Nationalism in the Romanian Military: Ceausescu’s Double-Edged Sword

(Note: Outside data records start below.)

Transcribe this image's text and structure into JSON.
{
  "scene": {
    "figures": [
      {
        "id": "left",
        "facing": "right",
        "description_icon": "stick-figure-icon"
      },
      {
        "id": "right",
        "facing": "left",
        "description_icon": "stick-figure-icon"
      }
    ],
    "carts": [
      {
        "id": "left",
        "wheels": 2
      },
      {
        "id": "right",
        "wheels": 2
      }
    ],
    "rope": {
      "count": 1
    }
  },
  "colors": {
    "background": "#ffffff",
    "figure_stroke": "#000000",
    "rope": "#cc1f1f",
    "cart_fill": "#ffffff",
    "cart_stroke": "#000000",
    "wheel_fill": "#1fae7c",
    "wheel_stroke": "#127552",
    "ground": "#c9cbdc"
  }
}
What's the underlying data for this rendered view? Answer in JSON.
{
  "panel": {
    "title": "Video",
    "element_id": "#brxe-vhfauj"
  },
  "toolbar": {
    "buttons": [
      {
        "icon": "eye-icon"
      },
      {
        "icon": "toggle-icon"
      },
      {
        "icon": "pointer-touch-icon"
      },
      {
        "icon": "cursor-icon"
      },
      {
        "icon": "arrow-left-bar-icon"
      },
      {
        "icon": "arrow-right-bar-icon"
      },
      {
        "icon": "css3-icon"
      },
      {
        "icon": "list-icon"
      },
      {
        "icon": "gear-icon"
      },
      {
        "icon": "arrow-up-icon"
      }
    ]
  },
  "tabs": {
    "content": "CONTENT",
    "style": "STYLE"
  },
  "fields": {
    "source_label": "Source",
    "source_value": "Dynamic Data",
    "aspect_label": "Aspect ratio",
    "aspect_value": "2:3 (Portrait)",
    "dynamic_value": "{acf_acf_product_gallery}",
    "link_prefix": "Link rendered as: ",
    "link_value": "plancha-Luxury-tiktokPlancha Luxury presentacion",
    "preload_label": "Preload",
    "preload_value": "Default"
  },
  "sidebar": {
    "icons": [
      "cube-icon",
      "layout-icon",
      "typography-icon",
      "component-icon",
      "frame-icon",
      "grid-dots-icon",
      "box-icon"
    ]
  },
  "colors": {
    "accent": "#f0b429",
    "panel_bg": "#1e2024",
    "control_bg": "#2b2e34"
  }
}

Nicolae Ceausescu’s intent to chart a course based upon nationalist traditions was reflected in the implementation of educational reforms which had an impact on language and history, the cultural bases of nationalism. The Ninth Congress of the Romanian Communist Party, held in June 1965, resulted in a rejection of the Soviet-dominated educational system and a return, in many cases, to the excellent prewar forms of instruction and administration. The themes of the Ceausescu era in international relations are identical to the themes espoused by other nationalists from small countries, including a heavy emphasis on sovereignty, independence, and noninterference in internal affairs. In 1970, the Center for the Study and Research of Military History and Theory was established. The President’s brother, Col General Ilie Ceausescu, is a frequent contributor to the publications of that institution. The consistent appeal to nationalism aimed at the military mirrors Ceausescu’s effort in the nonmilitary sectors as well.